The next night, for our weekly family night, Bachelor #5 took us to a local senior center as he volunteered his time singing and playing Christmas music for the residents there. While the rest of us quietly watched the performance, my youngest unexpectedly joined #5 on stage. He walked to the front of the crowd without hesitation, sat in front of them, facing the audience, and began singing along! When the song ended, he wasn’t ready to quit. So he walked to the piano, sat on the bench beside #5 and sang a few songs with him into the microphone. WHERE did that urge come from?

After the program, he wished the seniors a “Merry Christmas” and hugged a few grandmas before we left. A completely different experience than the week before. Very unexpected. But just like life, a problem became an opportunity, with the right people in place to help him make it so.
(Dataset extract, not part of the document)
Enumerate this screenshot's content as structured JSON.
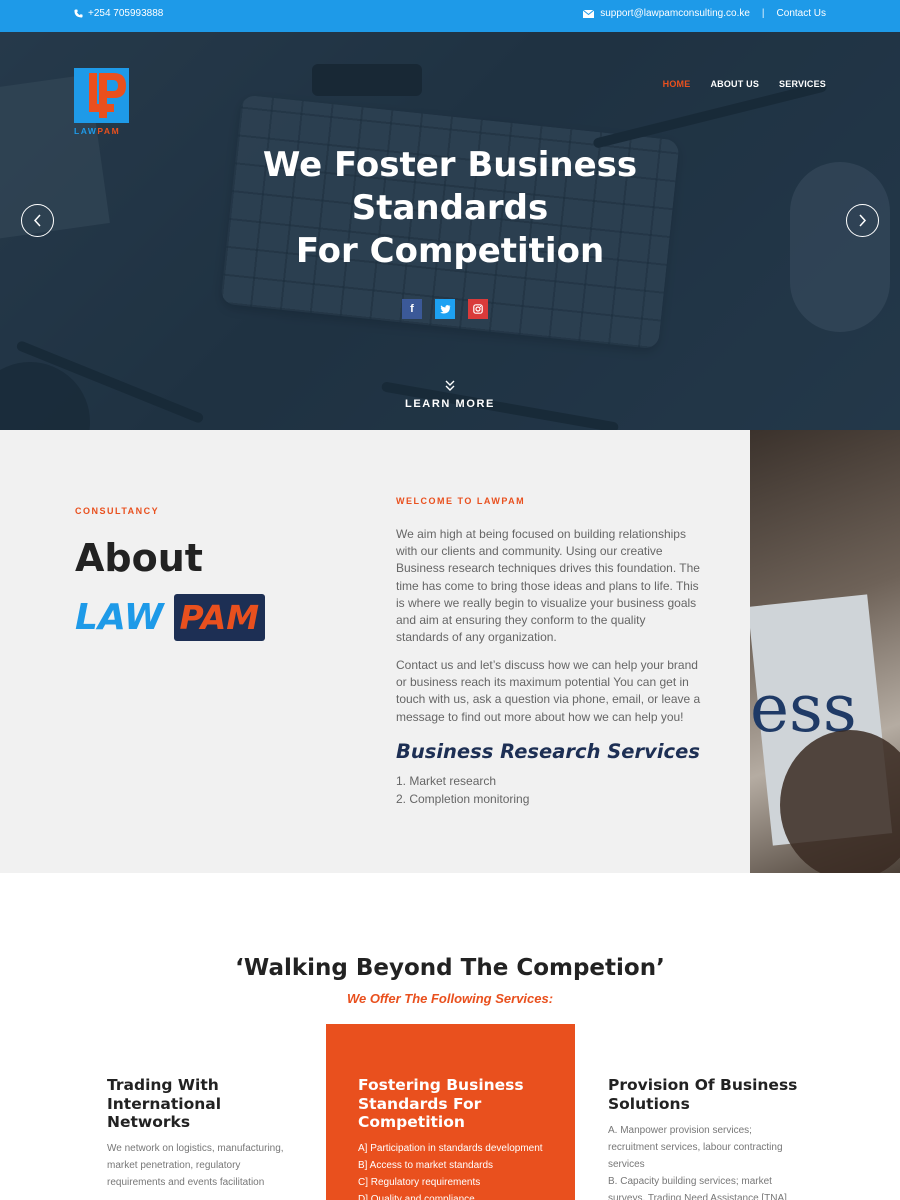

This holiday I’m reminded of many good people who have helped our family. Thank you to everyone, past and present, who has been there for me and my little family amid some very unexpected difficulties. Each of you, our friends, helped us create a happy, new life of opportunity out of our challenges.

What a difference you made to us.

“We must not, in trying to think about how we can make a big difference, ignore the small daily differences we can make which, over time, add up to big differences that we often cannot foresee.” (Marian Wright Edelman)